1) Compared to the "average" woman with two polycystic ovaries, how many eggs would you expect to retrieve from my one ovary during a fresh cycle?
2) Assuming we'll have less eggs retrieved, should we expect that it's likely we'll not have any additional embryos left over after each fresh transfer?
Not satisfied with the answer he gave, I did some searching of my own and came up with a few insightful links. One was from a study that was done back in 1998, the treatment outcome in women with a single ovary versus patients with two ovaries undergoing in vitro fertilization and embryo transfer (IVF/ET) was "comparable to those with two ovaries." (click here for a PDF of the link).
I also googled to see if there were any other personal stories of women having one ovary and doing IVF and came up with these:
A blog by a woman who has only one ovary and one fallopian tube, has never had regular cycles and has PCOS and did IVF and got pregnant on the second transfer.
And another blog who has one ovary (has half of the other after having a laparotomy, but it doesn't' appear to work well) and was only allowed by her RE to do two IUIs and is now getting ready to move her first cycle of IVF. She also has endometriosis which is why, more than anything, they are moving more quickly.
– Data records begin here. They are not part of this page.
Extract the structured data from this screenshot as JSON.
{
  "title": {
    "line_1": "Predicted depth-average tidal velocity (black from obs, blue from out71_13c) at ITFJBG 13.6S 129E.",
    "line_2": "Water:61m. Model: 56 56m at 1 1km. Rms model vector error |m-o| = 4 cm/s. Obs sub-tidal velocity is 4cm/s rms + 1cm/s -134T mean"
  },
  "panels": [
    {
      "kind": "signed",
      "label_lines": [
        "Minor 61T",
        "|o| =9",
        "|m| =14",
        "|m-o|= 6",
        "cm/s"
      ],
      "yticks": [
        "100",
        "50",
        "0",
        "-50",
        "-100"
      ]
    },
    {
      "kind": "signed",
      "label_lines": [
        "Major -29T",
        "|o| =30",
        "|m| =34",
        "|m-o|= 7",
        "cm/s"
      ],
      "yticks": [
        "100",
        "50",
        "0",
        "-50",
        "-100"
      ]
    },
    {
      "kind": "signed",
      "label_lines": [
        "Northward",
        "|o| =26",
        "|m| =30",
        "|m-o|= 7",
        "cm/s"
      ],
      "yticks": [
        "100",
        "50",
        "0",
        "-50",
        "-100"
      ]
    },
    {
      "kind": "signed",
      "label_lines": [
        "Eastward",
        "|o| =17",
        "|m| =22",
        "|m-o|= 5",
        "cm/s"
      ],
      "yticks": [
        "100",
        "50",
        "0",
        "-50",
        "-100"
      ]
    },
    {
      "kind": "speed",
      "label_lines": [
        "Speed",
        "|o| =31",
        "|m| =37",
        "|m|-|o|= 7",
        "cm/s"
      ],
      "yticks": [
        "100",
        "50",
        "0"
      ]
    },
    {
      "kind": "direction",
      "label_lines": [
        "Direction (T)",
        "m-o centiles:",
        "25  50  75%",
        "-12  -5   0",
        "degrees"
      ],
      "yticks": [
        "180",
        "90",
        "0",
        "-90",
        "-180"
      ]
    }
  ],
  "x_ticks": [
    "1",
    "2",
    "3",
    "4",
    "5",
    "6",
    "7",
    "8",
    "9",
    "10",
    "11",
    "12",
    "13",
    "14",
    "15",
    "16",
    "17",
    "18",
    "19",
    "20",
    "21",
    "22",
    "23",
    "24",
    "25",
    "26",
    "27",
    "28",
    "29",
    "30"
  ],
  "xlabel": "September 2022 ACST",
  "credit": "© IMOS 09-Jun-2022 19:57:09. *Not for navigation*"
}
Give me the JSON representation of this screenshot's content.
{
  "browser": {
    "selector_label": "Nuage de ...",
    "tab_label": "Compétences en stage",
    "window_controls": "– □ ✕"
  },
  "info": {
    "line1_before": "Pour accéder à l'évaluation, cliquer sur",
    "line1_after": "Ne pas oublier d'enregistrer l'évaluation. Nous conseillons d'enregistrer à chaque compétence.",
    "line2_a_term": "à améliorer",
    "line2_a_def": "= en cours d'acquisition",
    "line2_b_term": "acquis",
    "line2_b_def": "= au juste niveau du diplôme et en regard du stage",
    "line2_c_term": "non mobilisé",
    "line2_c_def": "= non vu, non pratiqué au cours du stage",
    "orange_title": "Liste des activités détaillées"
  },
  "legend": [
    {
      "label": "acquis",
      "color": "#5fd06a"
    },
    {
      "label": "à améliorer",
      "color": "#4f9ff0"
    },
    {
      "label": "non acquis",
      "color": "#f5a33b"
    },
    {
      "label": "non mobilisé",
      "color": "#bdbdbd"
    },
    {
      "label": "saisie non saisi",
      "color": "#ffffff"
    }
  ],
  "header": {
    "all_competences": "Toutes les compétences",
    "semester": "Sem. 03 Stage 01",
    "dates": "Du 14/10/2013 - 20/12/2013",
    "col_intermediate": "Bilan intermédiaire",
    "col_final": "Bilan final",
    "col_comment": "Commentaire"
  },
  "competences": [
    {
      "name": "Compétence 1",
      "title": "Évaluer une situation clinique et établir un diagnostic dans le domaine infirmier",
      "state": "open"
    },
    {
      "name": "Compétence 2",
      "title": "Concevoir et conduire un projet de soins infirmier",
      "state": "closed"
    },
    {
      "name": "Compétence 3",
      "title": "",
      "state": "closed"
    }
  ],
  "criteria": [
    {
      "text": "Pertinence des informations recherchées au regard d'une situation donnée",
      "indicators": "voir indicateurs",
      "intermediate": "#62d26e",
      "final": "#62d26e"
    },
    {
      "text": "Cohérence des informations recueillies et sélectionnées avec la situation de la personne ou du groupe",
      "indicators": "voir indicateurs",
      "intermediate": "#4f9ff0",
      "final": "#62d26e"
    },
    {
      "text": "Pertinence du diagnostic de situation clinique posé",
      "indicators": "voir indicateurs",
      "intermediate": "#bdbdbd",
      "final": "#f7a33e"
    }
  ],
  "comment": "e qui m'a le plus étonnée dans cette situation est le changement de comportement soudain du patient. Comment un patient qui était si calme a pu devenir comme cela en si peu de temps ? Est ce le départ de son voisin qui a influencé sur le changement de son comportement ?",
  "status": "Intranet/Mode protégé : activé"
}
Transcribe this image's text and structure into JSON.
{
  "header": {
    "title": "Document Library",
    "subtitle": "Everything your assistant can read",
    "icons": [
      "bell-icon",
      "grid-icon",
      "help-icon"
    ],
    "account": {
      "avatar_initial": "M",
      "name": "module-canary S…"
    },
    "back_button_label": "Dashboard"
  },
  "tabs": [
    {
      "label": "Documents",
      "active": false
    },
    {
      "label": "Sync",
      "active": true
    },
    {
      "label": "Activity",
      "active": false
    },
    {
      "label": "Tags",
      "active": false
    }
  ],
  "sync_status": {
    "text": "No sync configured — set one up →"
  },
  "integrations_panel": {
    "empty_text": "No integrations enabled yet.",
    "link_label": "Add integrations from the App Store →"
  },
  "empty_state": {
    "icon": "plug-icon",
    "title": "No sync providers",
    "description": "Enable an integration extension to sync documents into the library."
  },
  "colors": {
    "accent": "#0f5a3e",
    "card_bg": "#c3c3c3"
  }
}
That's all I could find during the time I looked, but I will be sure to keep this post up-dated if I find any other informative links. All in all, I'm feeling slightly better about at least being open to the idea that our chances might not be cut in half, which is nice. Still not sure how many tries we'd need though to keep the odds of IVF success in our favor. TBD...